Those who are regular readers of this blog know that I am a working mom who has and always will struggle with the decision to delegate a large chunk of childcare to another caretaker. This has never been an easy choice and I am still plagued by constant worries about my child’s safety and happiness as a result of the choices that Evan and I make. This post is intended to discuss some of the considerations we made when deciding how to best care for Sophia’s welfare after her birth.
We were the first among our circle of friends to have a child and found the decision on how to best care for Sophia very daunting. We didn’t know if daycare is something we wanted to pursue or if we should hire a nanny or if one of us should quit our job and become a stay-at-home parent. In the last two years, thankfully, quite a few of our friends have welcomed children. Some, like us, have nannies, others who have placed their children into childcare centers, and then some of our friends who rely on relatives for childcare.
I don’t have any experience with daycare centers, so I cannot comment on the pros and cons of those, except that in most cases, having two children in daycare is a financial burden equivalent to having a nanny. This is one of the reasons we decided against a daycare option along with the steep 1800$/month rate (3-9 month olds) that is standard in our neck of the woods. That reasoning eliminated this option and left us with a nanny vs. au pair option.
For those who are not familiar with the au pair program, it is a program run by the United States government that is intended to provide a means for young people from other countries to come and learn about America, master the English language and immerse themselves in the culture. The program stipulates that families pay an application/finders fee ranging from $5500-7500 to find an au pair, then offer room/board and a weekly salary of at least $192 for no more than 45 hours of childcare/domestic duties guaranteeing 1.5 days off/week and at least one full weekend/month. Au pairs are contracted for 6-12 month basis and families and au pairs can extend the contract based on a mutual agreement. In some cases, but not in all, the family is required to garner social security and medicare wages which adds to the overall financial burden on both the au pair and the family. Additionally, one would imagine that the family would need to provide the au pair with a vehicle, pay for health and car insurance, and provide a cell phone. Given the nature of the program (immersion in the culture) au pairs are expected and expecting to accompany the host family on outings and activities further adding to costs. Au pairs are also expected to take college courses and the host family is obligated to pay at least the first 500$ of the course fees. Lastly, there is the minor consideration of having live-in help. My general feeling is that since an au pair’s most obvious motivation to enter the program is to learn about the culture, master the language and maybe pick up a few college credits, child care is probably not their absolute first priority. That is not certainly not the case for all au pairs, but it is least likely to be for most. Secondly, with contracts ranging from 6-12 months, au pairs come and go — the separation and adjustment to a new individual in the family is difficult enough once that I would not want to go through the process multiple times. While 192$/week may seem like a bargain for 45 hours of childcare, the ultimate cost will quickly add up and that is not calculating the emotional cost of frequent caretaker changes.

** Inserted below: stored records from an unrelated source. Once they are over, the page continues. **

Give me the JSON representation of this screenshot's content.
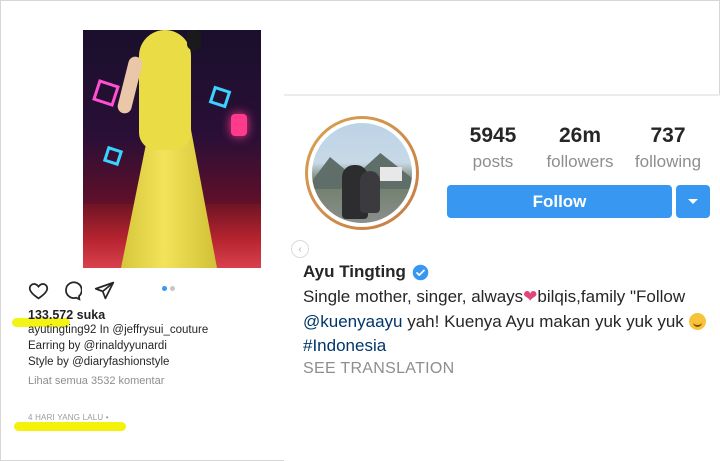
{
  "post": {
    "likes": "133.572 suka",
    "caption_lines": [
      "ayutingting92 In @jeffrysui_couture",
      "Earring by @rinaldyyunardi",
      "Style by @diaryfashionstyle"
    ],
    "view_comments": "Lihat semua 3532 komentar",
    "time_ago": "4 HARI YANG LALU • "
  },
  "profile": {
    "stats": [
      {
        "num": "5945",
        "label": "posts"
      },
      {
        "num": "26m",
        "label": "followers"
      },
      {
        "num": "737",
        "label": "following"
      }
    ],
    "follow_label": "Follow",
    "display_name": "Ayu Tingting",
    "bio": {
      "line1_start": "Single mother, singer, always",
      "line1_end": "bilqis,family \"Follow",
      "mention": "@kuenyaayu",
      "line2_rest": " yah! Kuenya Ayu makan yuk yuk yuk ",
      "hashtag": "#Indonesia"
    },
    "see_translation": "SEE TRANSLATION"
  },
  "colors": {
    "follow_blue": "#3897f0",
    "highlight_yellow": "#f4f10a",
    "avatar_ring": "#d8a253"
  }
}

Lastly, the nanny route… I can only speak for our nanny who we are very happy with. She is a nanny because she chooses to be one and enjoys spending time with children. She works forty hours a week and as a non-exempt employee is paid hourly. She earns 150% of her pay for any time over 40 hours. Her job description does not include any household chores and she is solely obligated to spend time with Sophia. She is contracted to prepare Sophia’s meals but we have never asked this of her as we prefer to cook ourselves as is evident in most of the weekending posts like here, here and here. I have previously been asked if the nanny cooks for us or cleans and my answer is a resounding no. The reason for this is simple: if I cannot master cooking/cleaning and taking care of Sophia all at once, then I am surely not going to request it from anyone else.
In general, I find trusting your child to someone else for any period of time to be incredibly difficult. I recall being incredibly stressed after going back to work not because working and having an infant at home was difficult, though it was, but rather because I was placing a helpless infant in the care of someone who I at that time did not know well. Do I regret my decision? No. Will I ever get a new nanny if our nanny chooses to move on? Probably not. I would rather move closer to my parents and ask my mom to retire early to help than find another nanny.
Just remember, childcare is a deeply personal choice.